Exercise description -> Reply only with how many lines in these entries hold the string "title".

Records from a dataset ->

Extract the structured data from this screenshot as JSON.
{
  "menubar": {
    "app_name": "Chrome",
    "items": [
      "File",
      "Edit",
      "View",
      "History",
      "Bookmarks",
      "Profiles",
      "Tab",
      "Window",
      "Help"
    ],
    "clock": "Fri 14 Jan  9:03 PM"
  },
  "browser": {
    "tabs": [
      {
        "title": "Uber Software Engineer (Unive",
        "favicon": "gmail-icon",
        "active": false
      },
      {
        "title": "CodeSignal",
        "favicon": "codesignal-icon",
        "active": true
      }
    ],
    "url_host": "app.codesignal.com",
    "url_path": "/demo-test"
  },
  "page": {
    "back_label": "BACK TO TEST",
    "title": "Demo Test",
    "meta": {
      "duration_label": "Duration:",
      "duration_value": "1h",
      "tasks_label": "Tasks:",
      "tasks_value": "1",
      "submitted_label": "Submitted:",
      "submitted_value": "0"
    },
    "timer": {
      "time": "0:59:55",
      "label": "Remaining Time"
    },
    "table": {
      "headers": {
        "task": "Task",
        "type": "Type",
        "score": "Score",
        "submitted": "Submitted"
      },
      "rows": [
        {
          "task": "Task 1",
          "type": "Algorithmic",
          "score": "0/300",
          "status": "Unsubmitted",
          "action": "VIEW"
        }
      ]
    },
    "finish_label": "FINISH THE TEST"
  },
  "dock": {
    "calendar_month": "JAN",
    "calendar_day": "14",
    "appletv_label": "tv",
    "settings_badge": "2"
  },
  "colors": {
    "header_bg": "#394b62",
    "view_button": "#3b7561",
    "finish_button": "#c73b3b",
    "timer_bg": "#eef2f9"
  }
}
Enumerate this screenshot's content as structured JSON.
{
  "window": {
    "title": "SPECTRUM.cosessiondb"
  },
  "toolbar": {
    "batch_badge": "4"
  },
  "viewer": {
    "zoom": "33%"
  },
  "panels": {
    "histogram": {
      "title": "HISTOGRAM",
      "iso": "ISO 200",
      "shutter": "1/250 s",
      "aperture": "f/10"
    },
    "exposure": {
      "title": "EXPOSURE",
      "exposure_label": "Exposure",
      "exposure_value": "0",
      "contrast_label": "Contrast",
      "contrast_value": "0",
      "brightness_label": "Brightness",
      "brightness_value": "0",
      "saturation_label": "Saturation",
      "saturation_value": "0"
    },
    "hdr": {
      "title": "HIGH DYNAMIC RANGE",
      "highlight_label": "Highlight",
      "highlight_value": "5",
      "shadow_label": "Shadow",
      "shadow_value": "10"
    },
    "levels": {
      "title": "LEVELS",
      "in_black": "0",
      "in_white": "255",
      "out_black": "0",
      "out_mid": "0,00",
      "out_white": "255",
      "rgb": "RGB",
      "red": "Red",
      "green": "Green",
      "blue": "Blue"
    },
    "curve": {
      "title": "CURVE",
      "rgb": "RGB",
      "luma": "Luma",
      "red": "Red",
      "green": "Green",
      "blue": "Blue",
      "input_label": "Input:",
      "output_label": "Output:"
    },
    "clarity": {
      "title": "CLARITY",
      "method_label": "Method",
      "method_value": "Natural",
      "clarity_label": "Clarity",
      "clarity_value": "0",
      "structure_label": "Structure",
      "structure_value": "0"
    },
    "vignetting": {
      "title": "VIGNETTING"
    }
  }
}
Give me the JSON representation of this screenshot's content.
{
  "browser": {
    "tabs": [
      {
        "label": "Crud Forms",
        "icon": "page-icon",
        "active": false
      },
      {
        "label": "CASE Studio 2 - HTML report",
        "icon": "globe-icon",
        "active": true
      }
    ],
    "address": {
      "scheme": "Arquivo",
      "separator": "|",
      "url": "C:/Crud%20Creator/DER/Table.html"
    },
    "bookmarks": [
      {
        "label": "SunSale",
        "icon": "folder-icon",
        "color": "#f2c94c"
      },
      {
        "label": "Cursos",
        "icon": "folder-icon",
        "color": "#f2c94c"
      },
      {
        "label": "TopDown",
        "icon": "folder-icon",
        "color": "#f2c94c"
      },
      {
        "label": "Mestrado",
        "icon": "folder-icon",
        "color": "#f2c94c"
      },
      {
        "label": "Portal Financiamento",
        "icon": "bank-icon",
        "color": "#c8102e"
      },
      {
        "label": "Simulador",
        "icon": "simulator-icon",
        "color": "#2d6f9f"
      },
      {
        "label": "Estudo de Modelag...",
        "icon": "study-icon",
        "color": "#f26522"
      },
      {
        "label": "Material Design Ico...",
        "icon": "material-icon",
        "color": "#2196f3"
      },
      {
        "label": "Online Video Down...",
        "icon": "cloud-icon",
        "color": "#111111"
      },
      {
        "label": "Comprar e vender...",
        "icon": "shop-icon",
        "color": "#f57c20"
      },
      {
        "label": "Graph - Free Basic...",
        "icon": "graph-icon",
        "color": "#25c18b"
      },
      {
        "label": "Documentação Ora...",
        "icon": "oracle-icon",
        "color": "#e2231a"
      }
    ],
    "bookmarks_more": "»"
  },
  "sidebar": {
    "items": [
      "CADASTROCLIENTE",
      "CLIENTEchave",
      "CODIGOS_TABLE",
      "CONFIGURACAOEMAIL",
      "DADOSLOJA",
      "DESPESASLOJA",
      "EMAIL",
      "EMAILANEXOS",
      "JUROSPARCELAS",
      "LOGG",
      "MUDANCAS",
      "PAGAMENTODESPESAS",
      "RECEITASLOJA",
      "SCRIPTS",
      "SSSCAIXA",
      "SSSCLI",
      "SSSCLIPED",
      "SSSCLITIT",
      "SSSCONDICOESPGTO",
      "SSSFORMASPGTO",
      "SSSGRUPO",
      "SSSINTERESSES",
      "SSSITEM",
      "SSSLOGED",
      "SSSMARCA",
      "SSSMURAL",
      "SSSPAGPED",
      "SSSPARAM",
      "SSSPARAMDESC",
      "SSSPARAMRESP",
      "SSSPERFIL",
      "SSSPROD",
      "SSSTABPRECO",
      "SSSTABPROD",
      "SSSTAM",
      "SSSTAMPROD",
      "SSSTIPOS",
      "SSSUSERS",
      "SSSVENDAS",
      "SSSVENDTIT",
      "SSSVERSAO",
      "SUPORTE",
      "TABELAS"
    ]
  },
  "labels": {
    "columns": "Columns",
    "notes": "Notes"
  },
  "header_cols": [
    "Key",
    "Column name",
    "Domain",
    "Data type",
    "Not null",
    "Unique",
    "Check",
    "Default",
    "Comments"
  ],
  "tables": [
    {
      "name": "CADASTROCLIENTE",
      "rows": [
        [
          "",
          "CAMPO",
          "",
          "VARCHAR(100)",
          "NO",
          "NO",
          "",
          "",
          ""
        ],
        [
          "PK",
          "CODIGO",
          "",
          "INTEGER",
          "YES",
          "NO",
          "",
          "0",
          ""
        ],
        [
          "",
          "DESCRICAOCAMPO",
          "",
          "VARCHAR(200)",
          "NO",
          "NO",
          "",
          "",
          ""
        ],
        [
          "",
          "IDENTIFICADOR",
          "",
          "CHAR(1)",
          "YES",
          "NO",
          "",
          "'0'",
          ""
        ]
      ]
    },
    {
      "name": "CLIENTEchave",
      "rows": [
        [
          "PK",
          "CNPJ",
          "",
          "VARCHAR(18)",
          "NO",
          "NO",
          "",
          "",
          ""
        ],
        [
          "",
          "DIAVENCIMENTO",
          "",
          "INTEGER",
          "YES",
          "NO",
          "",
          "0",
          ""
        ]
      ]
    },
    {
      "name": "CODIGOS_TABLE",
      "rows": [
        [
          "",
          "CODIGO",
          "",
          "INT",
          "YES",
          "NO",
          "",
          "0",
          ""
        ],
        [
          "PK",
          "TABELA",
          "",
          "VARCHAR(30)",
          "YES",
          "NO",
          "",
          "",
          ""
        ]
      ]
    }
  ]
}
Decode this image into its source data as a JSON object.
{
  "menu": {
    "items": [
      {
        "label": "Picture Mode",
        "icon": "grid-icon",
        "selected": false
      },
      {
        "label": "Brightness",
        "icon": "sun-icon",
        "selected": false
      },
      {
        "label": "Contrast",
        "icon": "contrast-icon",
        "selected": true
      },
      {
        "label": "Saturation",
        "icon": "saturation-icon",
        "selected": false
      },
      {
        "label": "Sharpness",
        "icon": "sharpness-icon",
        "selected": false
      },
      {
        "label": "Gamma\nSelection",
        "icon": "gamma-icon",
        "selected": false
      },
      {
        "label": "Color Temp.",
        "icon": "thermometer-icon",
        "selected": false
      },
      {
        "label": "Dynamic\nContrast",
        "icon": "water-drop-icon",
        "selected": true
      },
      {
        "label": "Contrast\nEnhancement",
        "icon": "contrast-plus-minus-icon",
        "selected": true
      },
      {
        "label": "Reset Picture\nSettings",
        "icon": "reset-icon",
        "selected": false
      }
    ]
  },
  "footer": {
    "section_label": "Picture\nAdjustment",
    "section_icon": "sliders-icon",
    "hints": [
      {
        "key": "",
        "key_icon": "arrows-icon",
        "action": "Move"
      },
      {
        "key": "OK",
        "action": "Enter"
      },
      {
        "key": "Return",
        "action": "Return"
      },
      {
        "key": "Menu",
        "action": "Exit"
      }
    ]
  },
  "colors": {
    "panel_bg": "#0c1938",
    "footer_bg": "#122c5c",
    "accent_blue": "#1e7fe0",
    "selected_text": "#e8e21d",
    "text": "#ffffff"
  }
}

Task result -> 11